GOAL OF THE EXERCISE: Count the lines in the records below that contain the word "axis", and give only that count.

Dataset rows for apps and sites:
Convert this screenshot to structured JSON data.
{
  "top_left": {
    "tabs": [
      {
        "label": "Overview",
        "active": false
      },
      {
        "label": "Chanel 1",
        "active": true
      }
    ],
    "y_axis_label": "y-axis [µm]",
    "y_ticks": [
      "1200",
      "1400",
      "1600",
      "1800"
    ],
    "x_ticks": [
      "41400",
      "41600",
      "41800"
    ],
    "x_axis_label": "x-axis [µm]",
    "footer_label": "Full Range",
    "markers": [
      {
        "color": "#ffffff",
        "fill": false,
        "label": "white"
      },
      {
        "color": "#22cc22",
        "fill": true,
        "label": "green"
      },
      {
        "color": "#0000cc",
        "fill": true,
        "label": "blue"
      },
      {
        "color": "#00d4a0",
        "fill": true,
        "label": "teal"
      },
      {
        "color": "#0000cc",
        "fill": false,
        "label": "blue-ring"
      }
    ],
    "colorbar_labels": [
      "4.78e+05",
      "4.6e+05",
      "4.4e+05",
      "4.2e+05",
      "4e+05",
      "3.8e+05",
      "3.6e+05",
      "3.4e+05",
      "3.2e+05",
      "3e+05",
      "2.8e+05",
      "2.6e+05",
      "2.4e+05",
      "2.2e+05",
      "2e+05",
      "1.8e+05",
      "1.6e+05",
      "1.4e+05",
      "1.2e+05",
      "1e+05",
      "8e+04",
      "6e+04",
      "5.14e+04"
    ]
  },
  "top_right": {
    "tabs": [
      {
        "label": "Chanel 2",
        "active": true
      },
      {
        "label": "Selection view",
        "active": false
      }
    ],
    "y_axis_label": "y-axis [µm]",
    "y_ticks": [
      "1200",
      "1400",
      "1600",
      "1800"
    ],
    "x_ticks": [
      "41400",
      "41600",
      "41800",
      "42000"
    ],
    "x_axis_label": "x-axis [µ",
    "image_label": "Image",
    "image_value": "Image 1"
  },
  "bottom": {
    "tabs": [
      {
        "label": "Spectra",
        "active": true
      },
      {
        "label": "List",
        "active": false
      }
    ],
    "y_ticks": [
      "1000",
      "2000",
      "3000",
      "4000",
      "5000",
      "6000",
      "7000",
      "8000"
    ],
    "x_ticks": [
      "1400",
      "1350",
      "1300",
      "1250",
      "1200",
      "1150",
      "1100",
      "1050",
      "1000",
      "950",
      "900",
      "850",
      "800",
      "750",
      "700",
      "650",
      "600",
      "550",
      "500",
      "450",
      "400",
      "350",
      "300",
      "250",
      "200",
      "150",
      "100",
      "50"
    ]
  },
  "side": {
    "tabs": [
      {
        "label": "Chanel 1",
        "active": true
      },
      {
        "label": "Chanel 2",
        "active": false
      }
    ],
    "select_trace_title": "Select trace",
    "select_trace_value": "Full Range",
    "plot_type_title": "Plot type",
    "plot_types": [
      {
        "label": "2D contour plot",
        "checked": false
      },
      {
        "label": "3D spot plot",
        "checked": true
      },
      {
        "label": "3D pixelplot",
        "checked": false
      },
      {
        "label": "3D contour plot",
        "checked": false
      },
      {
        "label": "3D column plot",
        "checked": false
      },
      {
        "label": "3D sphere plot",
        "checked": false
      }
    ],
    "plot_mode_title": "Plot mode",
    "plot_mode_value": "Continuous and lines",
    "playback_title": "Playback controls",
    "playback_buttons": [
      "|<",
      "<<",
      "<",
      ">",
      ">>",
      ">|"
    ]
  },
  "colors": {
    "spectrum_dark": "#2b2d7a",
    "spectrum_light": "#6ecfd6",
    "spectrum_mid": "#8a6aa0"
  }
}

WRITTEN SOLUTION: 4